### WHAT IS REQUIRED
Although the entries hold pictures, only their words are printed back, exactly as given.

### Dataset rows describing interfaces
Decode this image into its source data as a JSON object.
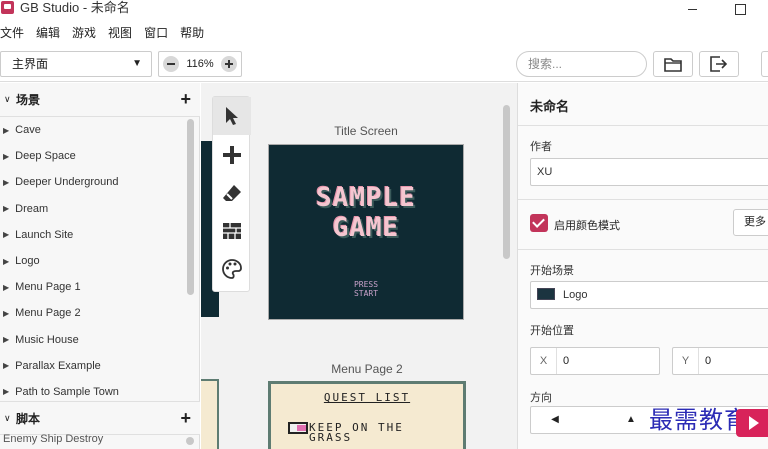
{
  "window": {
    "title": "GB Studio - 未命名"
  },
  "menu": [
    "文件",
    "编辑",
    "游戏",
    "视图",
    "窗口",
    "帮助"
  ],
  "toolbar": {
    "scene_view": "主界面",
    "zoom": "116%",
    "search_placeholder": "搜索..."
  },
  "sidebar": {
    "scenes_header": "场景",
    "scenes": [
      "Cave",
      "Deep Space",
      "Deeper Underground",
      "Dream",
      "Launch Site",
      "Logo",
      "Menu Page 1",
      "Menu Page 2",
      "Music House",
      "Parallax Example",
      "Path to Sample Town"
    ],
    "scripts_header": "脚本",
    "scripts": [
      "Enemy Ship Destroy"
    ]
  },
  "canvas": {
    "scene1": {
      "label": "Title Screen",
      "logo_line1": "SAMPLE",
      "logo_line2": "GAME",
      "press_line1": "PRESS",
      "press_line2": "START"
    },
    "scene2": {
      "label": "Menu Page 2",
      "title": "QUEST LIST",
      "line1": "KEEP ON THE",
      "line2": "GRASS"
    }
  },
  "panel": {
    "project_title": "未命名",
    "author_label": "作者",
    "author_value": "XU",
    "color_mode_label": "启用颜色模式",
    "more_button": "更多",
    "start_scene_label": "开始场景",
    "start_scene_value": "Logo",
    "start_position_label": "开始位置",
    "x_axis": "X",
    "x_value": "0",
    "y_axis": "Y",
    "y_value": "0",
    "direction_label": "方向",
    "direction_left": "◀",
    "direction_up": "▲"
  },
  "watermark": {
    "text": "最需教育"
  },
  "colors": {
    "accent": "#c2345a",
    "scene_bg": "#0f2a33",
    "menu_bg": "#f5ead1"
  }
}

### FINAL ANSWER
Decode this image into its source data as a JSON object.
{
  "window": {
    "title": "GB Studio - 未命名"
  },
  "menu": [
    "文件",
    "编辑",
    "游戏",
    "视图",
    "窗口",
    "帮助"
  ],
  "toolbar": {
    "scene_view": "主界面",
    "zoom": "116%",
    "search_placeholder": "搜索..."
  },
  "sidebar": {
    "scenes_header": "场景",
    "scenes": [
      "Cave",
      "Deep Space",
      "Deeper Underground",
      "Dream",
      "Launch Site",
      "Logo",
      "Menu Page 1",
      "Menu Page 2",
      "Music House",
      "Parallax Example",
      "Path to Sample Town"
    ],
    "scripts_header": "脚本",
    "scripts": [
      "Enemy Ship Destroy"
    ]
  },
  "canvas": {
    "scene1": {
      "label": "Title Screen",
      "logo_line1": "SAMPLE",
      "logo_line2": "GAME",
      "press_line1": "PRESS",
      "press_line2": "START"
    },
    "scene2": {
      "label": "Menu Page 2",
      "title": "QUEST LIST",
      "line1": "KEEP ON THE",
      "line2": "GRASS"
    }
  },
  "panel": {
    "project_title": "未命名",
    "author_label": "作者",
    "author_value": "XU",
    "color_mode_label": "启用颜色模式",
    "more_button": "更多",
    "start_scene_label": "开始场景",
    "start_scene_value": "Logo",
    "start_position_label": "开始位置",
    "x_axis": "X",
    "x_value": "0",
    "y_axis": "Y",
    "y_value": "0",
    "direction_label": "方向",
    "direction_left": "◀",
    "direction_up": "▲"
  },
  "watermark": {
    "text": "最需教育"
  },
  "colors": {
    "accent": "#c2345a",
    "scene_bg": "#0f2a33",
    "menu_bg": "#f5ead1"
  }
}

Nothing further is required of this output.